== Task input ==

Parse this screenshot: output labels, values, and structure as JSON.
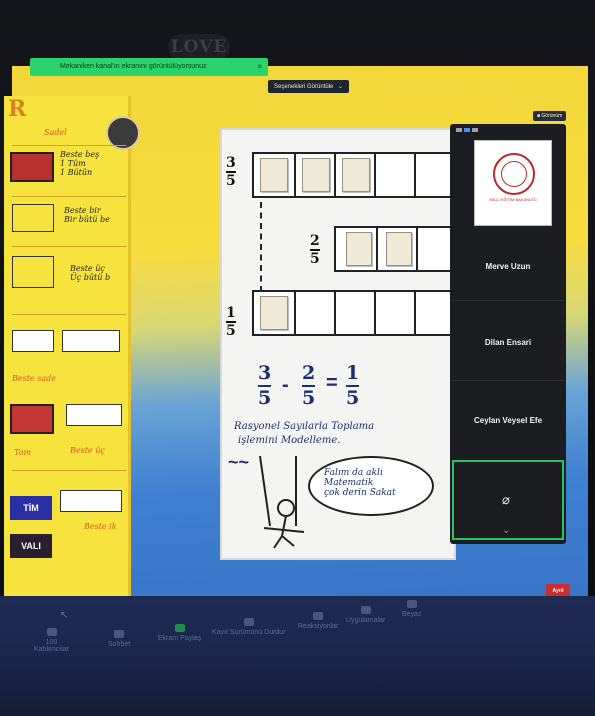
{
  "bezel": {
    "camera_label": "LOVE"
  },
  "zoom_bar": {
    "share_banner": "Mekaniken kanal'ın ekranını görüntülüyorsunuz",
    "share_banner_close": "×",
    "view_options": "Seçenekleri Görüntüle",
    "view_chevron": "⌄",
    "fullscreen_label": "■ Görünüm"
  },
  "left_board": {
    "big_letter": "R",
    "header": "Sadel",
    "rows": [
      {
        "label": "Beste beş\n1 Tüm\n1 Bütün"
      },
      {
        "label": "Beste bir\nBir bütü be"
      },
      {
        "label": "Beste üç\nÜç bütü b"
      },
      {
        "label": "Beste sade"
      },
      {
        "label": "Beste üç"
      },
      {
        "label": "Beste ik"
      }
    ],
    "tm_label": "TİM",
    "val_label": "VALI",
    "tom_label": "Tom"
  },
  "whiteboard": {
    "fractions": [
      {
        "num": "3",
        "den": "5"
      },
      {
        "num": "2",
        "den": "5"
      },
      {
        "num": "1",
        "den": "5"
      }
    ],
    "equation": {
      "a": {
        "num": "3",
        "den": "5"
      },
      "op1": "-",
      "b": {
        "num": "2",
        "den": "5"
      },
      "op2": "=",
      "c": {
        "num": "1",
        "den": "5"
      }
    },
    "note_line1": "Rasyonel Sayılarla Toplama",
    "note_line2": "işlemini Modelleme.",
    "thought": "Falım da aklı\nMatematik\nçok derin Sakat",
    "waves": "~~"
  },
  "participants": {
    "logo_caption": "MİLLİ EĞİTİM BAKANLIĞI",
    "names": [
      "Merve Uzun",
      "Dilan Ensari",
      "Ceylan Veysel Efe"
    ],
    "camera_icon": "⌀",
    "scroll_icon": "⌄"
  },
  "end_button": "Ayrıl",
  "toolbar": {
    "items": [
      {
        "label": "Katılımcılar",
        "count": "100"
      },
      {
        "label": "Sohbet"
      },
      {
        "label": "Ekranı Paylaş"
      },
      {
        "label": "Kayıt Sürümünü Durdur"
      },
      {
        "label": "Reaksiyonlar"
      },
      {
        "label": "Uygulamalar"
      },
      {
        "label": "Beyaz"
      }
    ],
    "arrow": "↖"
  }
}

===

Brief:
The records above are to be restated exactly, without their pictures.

Answer for this exercise:
Parse this screenshot: output labels, values, and structure as JSON.
{
  "bezel": {
    "camera_label": "LOVE"
  },
  "zoom_bar": {
    "share_banner": "Mekaniken kanal'ın ekranını görüntülüyorsunuz",
    "share_banner_close": "×",
    "view_options": "Seçenekleri Görüntüle",
    "view_chevron": "⌄",
    "fullscreen_label": "■ Görünüm"
  },
  "left_board": {
    "big_letter": "R",
    "header": "Sadel",
    "rows": [
      {
        "label": "Beste beş\n1 Tüm\n1 Bütün"
      },
      {
        "label": "Beste bir\nBir bütü be"
      },
      {
        "label": "Beste üç\nÜç bütü b"
      },
      {
        "label": "Beste sade"
      },
      {
        "label": "Beste üç"
      },
      {
        "label": "Beste ik"
      }
    ],
    "tm_label": "TİM",
    "val_label": "VALI",
    "tom_label": "Tom"
  },
  "whiteboard": {
    "fractions": [
      {
        "num": "3",
        "den": "5"
      },
      {
        "num": "2",
        "den": "5"
      },
      {
        "num": "1",
        "den": "5"
      }
    ],
    "equation": {
      "a": {
        "num": "3",
        "den": "5"
      },
      "op1": "-",
      "b": {
        "num": "2",
        "den": "5"
      },
      "op2": "=",
      "c": {
        "num": "1",
        "den": "5"
      }
    },
    "note_line1": "Rasyonel Sayılarla Toplama",
    "note_line2": "işlemini Modelleme.",
    "thought": "Falım da aklı\nMatematik\nçok derin Sakat",
    "waves": "~~"
  },
  "participants": {
    "logo_caption": "MİLLİ EĞİTİM BAKANLIĞI",
    "names": [
      "Merve Uzun",
      "Dilan Ensari",
      "Ceylan Veysel Efe"
    ],
    "camera_icon": "⌀",
    "scroll_icon": "⌄"
  },
  "end_button": "Ayrıl",
  "toolbar": {
    "items": [
      {
        "label": "Katılımcılar",
        "count": "100"
      },
      {
        "label": "Sohbet"
      },
      {
        "label": "Ekranı Paylaş"
      },
      {
        "label": "Kayıt Sürümünü Durdur"
      },
      {
        "label": "Reaksiyonlar"
      },
      {
        "label": "Uygulamalar"
      },
      {
        "label": "Beyaz"
      }
    ],
    "arrow": "↖"
  }
}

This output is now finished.